Stored items:
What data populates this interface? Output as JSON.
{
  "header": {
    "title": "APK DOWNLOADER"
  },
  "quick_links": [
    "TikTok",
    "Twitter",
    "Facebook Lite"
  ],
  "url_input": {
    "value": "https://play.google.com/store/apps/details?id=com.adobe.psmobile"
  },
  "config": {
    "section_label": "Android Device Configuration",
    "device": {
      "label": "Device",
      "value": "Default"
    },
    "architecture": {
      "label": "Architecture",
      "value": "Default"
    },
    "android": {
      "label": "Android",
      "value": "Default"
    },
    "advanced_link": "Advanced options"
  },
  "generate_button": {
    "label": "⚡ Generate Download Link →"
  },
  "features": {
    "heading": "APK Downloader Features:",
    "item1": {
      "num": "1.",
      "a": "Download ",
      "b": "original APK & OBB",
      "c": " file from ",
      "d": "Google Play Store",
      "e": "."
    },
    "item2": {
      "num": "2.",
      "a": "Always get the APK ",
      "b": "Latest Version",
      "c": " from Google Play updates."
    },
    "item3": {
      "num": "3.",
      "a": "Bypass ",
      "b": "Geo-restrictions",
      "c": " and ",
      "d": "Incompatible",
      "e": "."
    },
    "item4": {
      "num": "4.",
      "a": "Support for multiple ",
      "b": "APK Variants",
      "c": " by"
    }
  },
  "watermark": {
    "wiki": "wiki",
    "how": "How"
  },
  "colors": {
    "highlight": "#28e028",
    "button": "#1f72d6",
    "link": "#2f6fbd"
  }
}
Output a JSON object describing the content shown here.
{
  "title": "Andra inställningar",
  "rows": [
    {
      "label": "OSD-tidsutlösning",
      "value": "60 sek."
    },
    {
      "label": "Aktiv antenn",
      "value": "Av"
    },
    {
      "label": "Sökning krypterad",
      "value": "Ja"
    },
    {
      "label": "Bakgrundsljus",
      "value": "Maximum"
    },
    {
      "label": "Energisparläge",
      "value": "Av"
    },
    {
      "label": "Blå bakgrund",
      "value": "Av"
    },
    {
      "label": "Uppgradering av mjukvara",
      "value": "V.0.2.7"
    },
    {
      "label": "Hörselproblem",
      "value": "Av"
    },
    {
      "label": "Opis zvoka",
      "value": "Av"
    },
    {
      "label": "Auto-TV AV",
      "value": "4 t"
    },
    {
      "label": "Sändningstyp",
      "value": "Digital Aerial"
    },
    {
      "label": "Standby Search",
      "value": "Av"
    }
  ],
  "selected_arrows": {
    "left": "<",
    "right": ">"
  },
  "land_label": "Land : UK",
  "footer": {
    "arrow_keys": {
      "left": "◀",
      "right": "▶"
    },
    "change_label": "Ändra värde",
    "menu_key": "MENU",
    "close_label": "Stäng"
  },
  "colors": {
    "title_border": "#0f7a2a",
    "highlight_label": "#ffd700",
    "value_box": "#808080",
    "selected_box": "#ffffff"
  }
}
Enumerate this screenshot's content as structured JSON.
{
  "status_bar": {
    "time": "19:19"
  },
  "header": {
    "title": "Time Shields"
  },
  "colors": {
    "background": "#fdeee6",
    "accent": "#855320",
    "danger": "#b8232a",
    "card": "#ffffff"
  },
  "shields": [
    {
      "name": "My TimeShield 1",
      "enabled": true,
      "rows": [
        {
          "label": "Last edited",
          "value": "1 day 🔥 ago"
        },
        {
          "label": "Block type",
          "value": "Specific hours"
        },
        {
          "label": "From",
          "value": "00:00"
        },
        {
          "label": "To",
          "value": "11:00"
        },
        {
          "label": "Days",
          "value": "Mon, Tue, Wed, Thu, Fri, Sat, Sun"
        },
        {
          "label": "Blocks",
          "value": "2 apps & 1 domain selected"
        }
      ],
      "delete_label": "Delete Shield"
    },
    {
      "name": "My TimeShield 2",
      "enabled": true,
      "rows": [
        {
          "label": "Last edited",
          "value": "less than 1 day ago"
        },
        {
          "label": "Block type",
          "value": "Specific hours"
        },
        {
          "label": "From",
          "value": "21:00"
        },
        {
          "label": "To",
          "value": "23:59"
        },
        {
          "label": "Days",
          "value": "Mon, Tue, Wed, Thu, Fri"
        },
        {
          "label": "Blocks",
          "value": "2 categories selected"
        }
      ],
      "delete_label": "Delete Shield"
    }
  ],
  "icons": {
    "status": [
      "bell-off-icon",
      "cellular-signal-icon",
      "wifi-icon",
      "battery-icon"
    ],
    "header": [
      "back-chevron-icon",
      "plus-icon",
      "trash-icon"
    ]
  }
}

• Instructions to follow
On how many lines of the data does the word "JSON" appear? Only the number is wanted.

• Task response
3